INPUT FOR THIS TASK START

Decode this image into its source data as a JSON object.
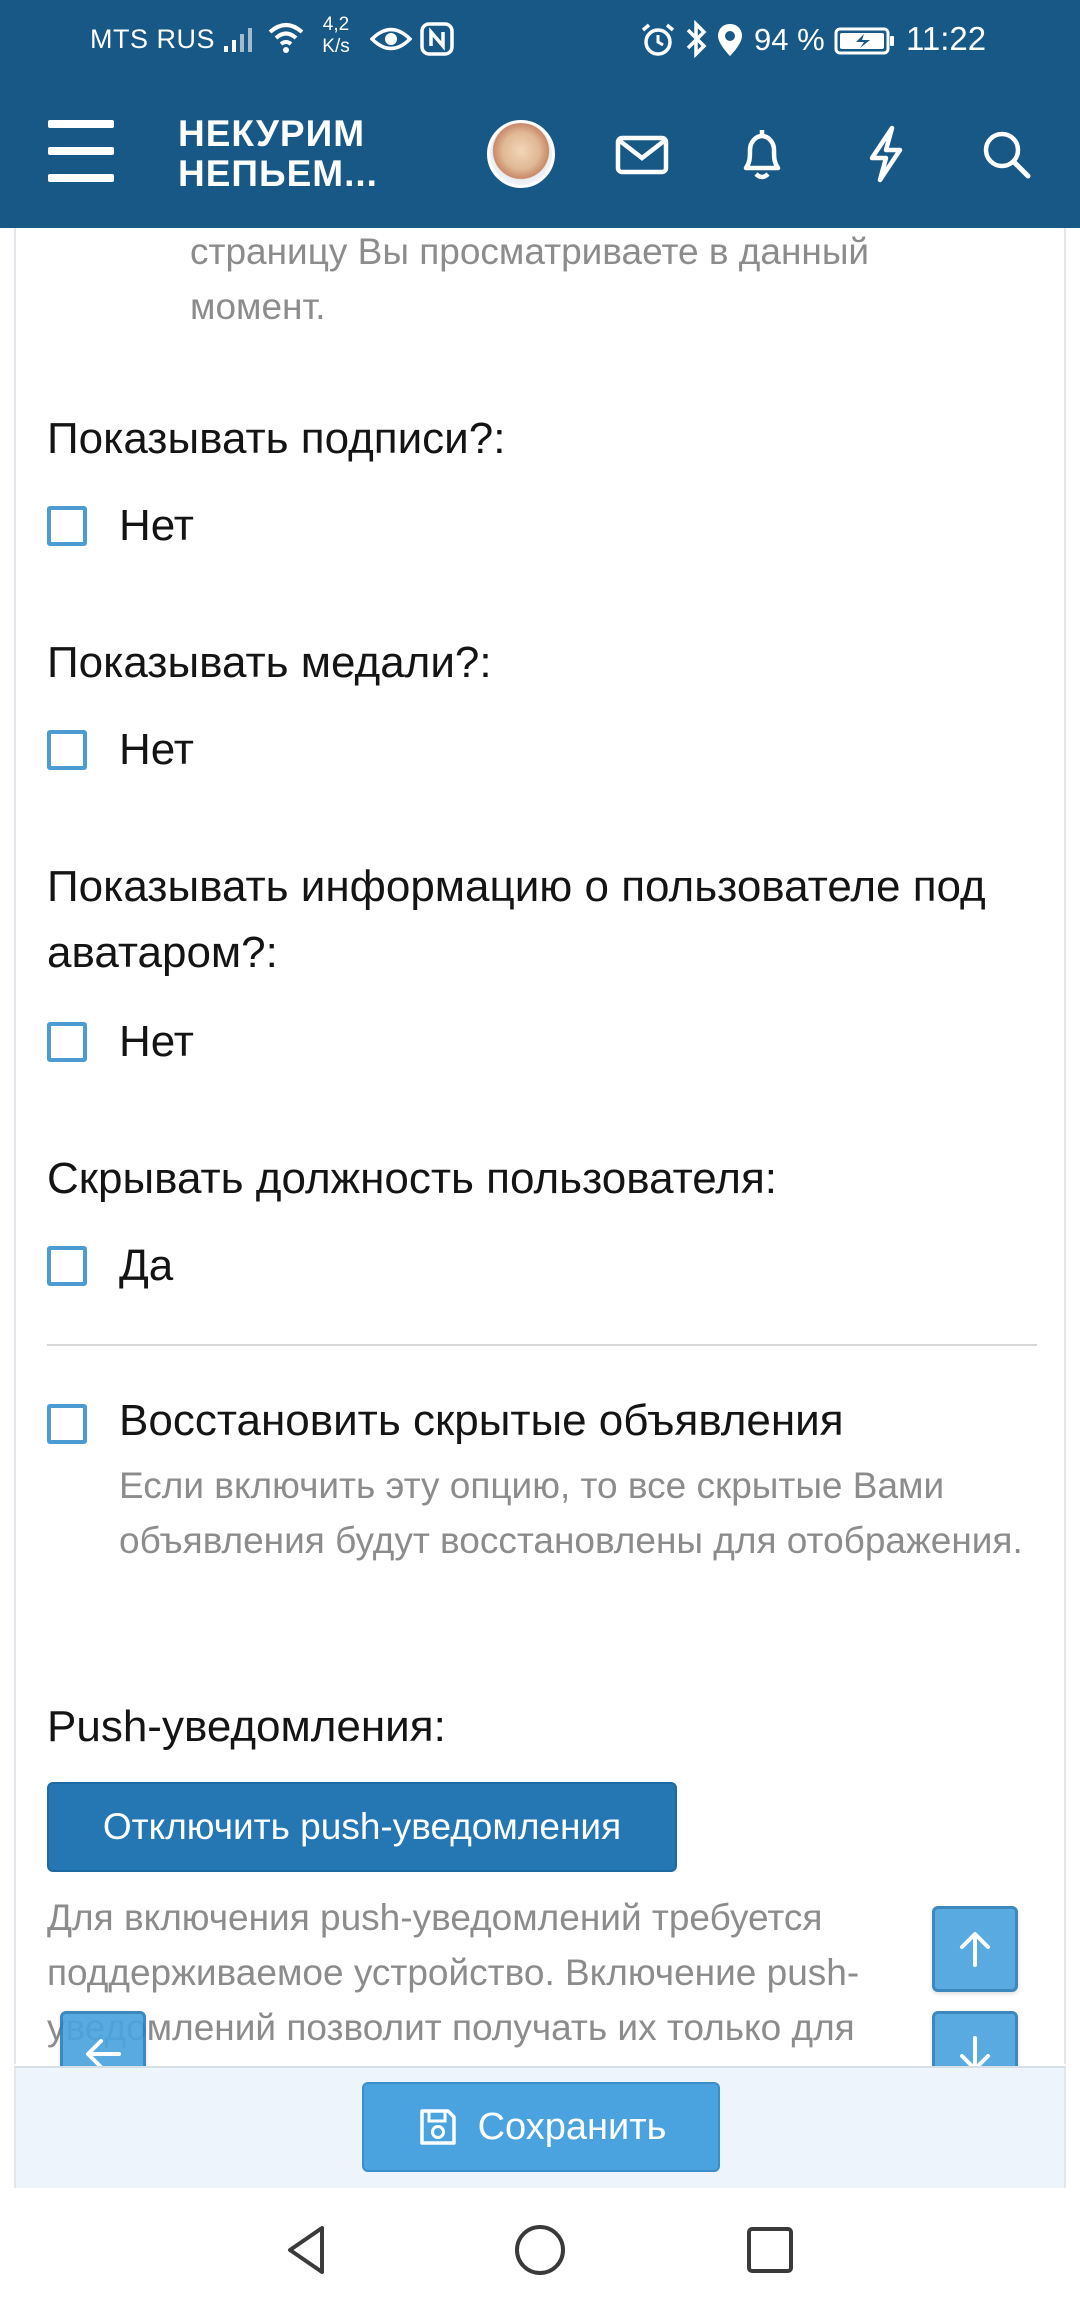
{
  "status_bar": {
    "carrier": "MTS RUS",
    "net_speed_value": "4,2",
    "net_speed_unit": "K/s",
    "battery_percent": "94 %",
    "time": "11:22"
  },
  "nav": {
    "brand_line1": "НЕКУРИМ",
    "brand_line2": "НЕПЬЕМ..."
  },
  "content": {
    "continued_text": "страницу Вы просматриваете в данный момент.",
    "settings": [
      {
        "question": "Показывать подписи?:",
        "option": "Нет"
      },
      {
        "question": "Показывать медали?:",
        "option": "Нет"
      },
      {
        "question": "Показывать информацию о пользователе под аватаром?:",
        "option": "Нет"
      },
      {
        "question": "Скрывать должность пользователя:",
        "option": "Да"
      }
    ],
    "restore": {
      "title": "Восстановить скрытые объявления",
      "description": "Если включить эту опцию, то все скрытые Вами объявления будут восстановлены для отображения."
    },
    "push": {
      "label": "Push-уведомления:",
      "button": "Отключить push-уведомления",
      "description": "Для включения push-уведомлений требуется поддерживаемое устройство. Включение push-уведомлений позволит получать их только для"
    }
  },
  "save_bar": {
    "save_label": "Сохранить"
  },
  "colors": {
    "header_bg": "#185886",
    "checkbox_border": "#4c9bd2",
    "push_button_bg": "#2577b3",
    "save_button_bg": "#4aa3df",
    "muted_text": "#8c8c8c"
  },
  "icons": [
    "menu-icon",
    "mail-icon",
    "bell-icon",
    "bolt-icon",
    "search-icon",
    "arrow-left-icon",
    "arrow-up-icon",
    "arrow-down-icon",
    "floppy-disk-icon",
    "back-triangle-icon",
    "home-circle-icon",
    "recents-square-icon"
  ]
}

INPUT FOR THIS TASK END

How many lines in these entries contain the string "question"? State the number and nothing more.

REPLY:
4